### WHAT IS REQUIRED
Tell how many lines of the entries below include the string "None". Respond with the number alone.
----
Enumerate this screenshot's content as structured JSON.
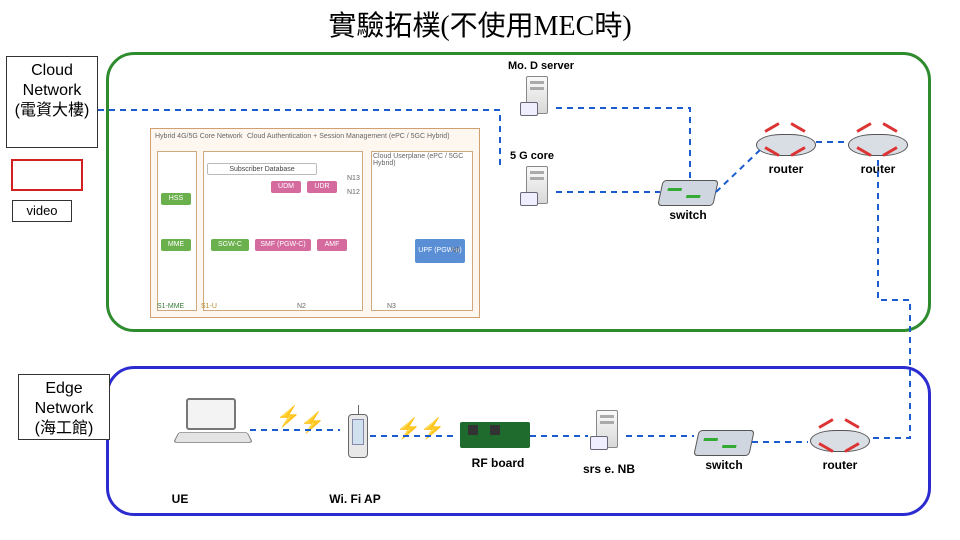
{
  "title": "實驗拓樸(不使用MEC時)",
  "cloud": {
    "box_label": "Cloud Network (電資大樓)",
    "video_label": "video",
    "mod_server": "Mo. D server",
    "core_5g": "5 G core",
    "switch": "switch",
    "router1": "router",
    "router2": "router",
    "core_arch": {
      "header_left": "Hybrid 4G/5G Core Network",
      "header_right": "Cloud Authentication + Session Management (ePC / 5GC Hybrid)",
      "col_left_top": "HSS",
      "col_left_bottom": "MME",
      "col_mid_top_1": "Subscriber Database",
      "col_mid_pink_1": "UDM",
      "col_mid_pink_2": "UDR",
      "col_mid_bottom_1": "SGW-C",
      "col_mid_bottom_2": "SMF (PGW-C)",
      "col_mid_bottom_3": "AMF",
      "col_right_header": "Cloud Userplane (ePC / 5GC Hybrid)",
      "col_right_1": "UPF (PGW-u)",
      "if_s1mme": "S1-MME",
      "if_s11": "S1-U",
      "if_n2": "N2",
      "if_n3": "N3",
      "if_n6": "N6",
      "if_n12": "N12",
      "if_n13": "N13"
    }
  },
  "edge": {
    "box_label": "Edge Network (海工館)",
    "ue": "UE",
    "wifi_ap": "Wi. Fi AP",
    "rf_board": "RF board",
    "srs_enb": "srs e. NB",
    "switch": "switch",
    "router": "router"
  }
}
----
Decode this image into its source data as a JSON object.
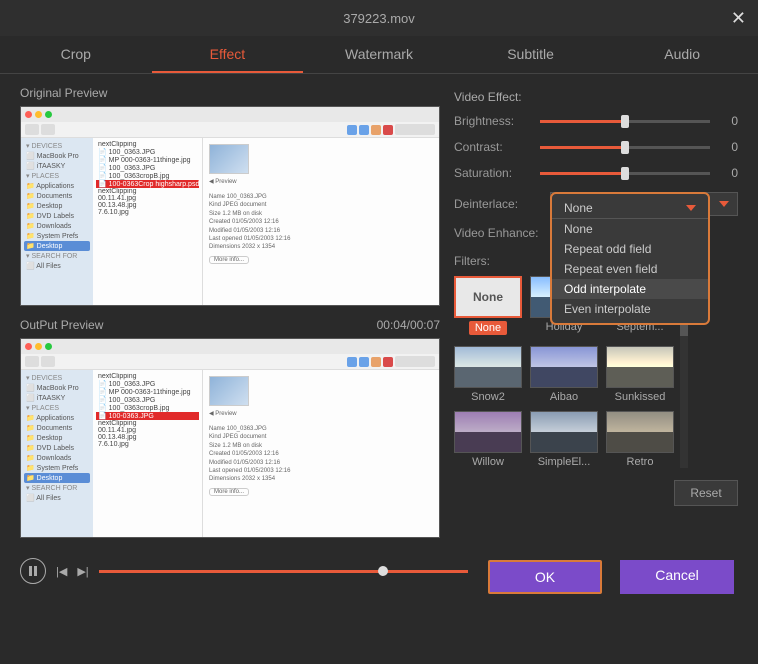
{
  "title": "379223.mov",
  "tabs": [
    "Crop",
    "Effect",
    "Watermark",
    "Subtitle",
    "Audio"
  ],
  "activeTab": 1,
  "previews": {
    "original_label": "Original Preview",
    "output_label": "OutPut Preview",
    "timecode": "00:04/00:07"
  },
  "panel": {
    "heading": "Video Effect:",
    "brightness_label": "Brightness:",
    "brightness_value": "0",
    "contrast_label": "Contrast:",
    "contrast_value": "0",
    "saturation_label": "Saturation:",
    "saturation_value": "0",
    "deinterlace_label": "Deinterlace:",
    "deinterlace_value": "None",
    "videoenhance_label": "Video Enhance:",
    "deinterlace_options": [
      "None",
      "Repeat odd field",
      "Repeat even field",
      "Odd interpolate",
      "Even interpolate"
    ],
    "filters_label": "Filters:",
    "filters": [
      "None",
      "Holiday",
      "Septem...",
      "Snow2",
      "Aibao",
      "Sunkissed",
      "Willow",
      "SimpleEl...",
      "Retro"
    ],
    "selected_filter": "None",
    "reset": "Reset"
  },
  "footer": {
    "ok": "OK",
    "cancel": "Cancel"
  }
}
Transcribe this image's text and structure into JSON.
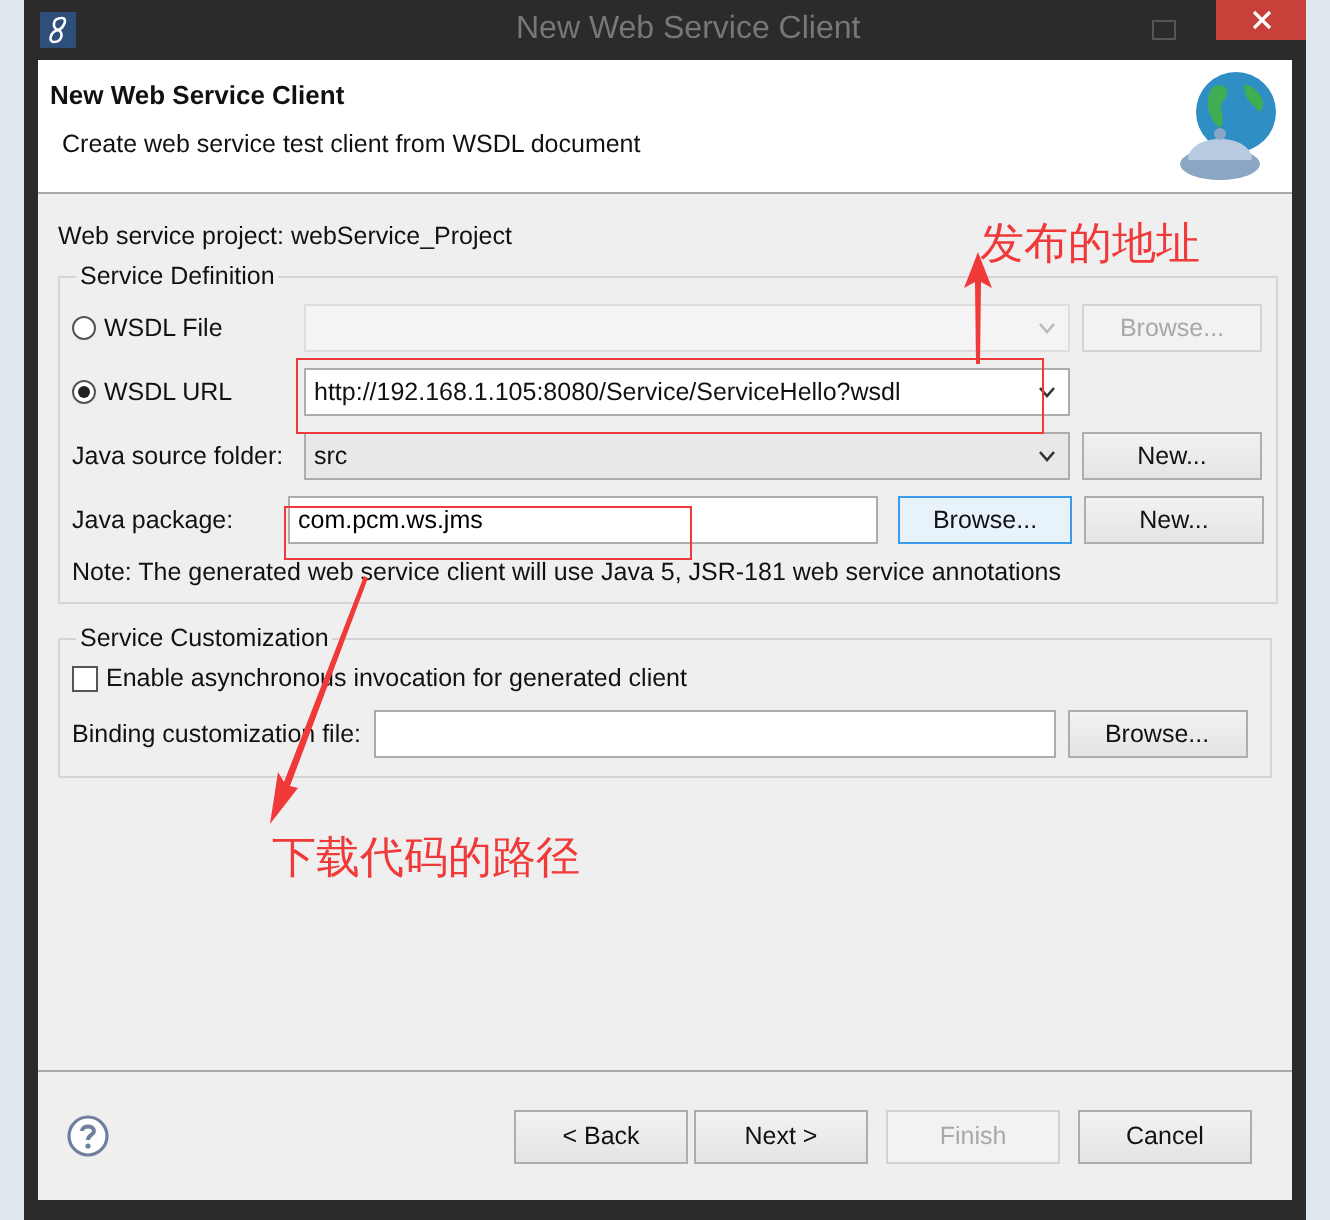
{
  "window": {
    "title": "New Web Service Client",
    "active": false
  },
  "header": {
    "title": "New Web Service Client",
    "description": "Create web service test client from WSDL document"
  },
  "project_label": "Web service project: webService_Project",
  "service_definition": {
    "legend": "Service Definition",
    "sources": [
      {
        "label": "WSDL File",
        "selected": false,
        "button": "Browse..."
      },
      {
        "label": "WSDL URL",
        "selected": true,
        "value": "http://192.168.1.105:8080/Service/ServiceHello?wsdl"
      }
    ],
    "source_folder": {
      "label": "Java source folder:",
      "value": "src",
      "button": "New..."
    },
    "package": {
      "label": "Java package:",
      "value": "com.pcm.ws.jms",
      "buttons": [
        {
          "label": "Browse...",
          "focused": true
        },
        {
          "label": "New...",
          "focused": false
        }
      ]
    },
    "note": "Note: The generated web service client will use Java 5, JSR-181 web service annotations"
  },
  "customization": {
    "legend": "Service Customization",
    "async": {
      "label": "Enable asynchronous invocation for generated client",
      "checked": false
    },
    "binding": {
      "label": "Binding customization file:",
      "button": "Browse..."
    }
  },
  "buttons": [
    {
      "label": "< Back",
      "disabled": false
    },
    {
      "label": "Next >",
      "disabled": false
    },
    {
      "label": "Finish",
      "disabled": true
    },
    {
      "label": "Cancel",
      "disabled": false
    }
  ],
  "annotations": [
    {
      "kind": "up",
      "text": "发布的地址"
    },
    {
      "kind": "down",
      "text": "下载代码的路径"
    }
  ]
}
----
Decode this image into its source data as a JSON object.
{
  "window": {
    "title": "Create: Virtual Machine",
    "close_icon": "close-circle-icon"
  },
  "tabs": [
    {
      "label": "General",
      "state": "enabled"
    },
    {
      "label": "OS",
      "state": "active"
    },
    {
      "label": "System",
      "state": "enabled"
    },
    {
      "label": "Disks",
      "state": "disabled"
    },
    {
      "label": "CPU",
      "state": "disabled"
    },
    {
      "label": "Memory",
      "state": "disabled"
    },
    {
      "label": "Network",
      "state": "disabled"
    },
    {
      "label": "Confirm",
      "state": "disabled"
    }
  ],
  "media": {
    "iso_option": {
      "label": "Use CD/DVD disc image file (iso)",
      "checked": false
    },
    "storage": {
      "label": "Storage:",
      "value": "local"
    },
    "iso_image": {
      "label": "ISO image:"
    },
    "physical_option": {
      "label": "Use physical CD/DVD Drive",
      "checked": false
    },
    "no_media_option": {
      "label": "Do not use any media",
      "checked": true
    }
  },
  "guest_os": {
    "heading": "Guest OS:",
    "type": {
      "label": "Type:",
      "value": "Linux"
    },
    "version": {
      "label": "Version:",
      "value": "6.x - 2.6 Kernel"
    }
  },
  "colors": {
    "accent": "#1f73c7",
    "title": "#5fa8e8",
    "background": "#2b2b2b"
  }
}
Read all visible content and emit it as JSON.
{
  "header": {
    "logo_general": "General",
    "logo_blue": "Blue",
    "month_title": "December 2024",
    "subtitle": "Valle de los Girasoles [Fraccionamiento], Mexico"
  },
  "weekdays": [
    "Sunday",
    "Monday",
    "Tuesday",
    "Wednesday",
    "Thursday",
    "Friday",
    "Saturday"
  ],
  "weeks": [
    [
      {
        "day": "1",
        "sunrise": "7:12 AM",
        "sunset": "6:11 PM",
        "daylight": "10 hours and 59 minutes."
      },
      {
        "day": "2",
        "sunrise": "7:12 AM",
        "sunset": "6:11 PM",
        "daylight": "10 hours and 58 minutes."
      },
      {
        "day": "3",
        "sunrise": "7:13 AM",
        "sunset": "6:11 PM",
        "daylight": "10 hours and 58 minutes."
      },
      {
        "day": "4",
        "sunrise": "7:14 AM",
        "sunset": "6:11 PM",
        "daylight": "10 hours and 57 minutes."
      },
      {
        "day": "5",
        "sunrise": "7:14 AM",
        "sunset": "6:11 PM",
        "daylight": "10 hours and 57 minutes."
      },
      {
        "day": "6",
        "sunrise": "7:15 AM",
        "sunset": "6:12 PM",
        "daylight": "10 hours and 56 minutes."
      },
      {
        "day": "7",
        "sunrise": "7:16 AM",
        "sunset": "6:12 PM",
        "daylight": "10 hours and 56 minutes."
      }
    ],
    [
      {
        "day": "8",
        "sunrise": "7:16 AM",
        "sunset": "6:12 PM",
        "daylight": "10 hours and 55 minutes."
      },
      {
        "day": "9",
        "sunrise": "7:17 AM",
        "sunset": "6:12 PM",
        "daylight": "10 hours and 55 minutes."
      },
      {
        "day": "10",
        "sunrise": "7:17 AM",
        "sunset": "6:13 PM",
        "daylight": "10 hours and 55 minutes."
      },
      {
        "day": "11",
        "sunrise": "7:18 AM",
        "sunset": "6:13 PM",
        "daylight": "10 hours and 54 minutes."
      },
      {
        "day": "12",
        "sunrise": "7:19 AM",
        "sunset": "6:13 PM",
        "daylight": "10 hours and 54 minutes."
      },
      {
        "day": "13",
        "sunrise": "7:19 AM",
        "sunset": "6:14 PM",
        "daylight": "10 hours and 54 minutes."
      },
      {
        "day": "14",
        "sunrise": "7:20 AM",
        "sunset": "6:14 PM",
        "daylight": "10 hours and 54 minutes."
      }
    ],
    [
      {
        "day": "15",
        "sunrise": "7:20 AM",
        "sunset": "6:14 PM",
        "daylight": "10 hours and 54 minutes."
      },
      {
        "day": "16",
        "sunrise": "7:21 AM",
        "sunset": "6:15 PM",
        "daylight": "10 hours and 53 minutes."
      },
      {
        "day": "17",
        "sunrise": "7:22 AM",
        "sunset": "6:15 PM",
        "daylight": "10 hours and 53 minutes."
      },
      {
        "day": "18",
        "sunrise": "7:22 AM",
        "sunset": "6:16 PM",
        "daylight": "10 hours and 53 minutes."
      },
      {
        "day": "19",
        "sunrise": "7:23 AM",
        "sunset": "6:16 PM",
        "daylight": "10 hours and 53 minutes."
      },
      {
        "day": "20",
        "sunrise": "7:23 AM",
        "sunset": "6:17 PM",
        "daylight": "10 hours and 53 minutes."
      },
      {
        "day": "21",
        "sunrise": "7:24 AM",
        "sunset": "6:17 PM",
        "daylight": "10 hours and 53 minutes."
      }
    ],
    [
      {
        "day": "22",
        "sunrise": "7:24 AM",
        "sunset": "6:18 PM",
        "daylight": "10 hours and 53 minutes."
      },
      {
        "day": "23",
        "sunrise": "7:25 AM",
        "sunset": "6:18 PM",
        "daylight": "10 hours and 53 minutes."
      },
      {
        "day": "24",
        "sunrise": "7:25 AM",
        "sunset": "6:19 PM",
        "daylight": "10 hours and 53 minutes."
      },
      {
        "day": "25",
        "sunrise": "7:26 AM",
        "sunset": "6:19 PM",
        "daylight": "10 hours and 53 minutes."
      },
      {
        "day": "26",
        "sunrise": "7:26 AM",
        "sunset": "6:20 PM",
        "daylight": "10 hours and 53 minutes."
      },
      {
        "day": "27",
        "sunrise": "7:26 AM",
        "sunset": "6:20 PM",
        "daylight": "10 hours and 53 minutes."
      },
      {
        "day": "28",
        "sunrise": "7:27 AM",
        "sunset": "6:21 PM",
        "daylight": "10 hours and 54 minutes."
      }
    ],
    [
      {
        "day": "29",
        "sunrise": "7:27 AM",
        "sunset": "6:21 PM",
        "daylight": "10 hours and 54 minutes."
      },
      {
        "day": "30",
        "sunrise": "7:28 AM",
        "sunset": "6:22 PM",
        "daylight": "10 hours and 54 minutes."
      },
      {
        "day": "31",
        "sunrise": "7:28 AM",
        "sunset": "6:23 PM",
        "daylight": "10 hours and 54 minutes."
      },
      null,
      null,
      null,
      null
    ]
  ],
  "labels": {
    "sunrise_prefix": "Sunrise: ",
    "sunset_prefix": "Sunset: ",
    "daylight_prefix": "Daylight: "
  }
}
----
### COMPLETED TASK
4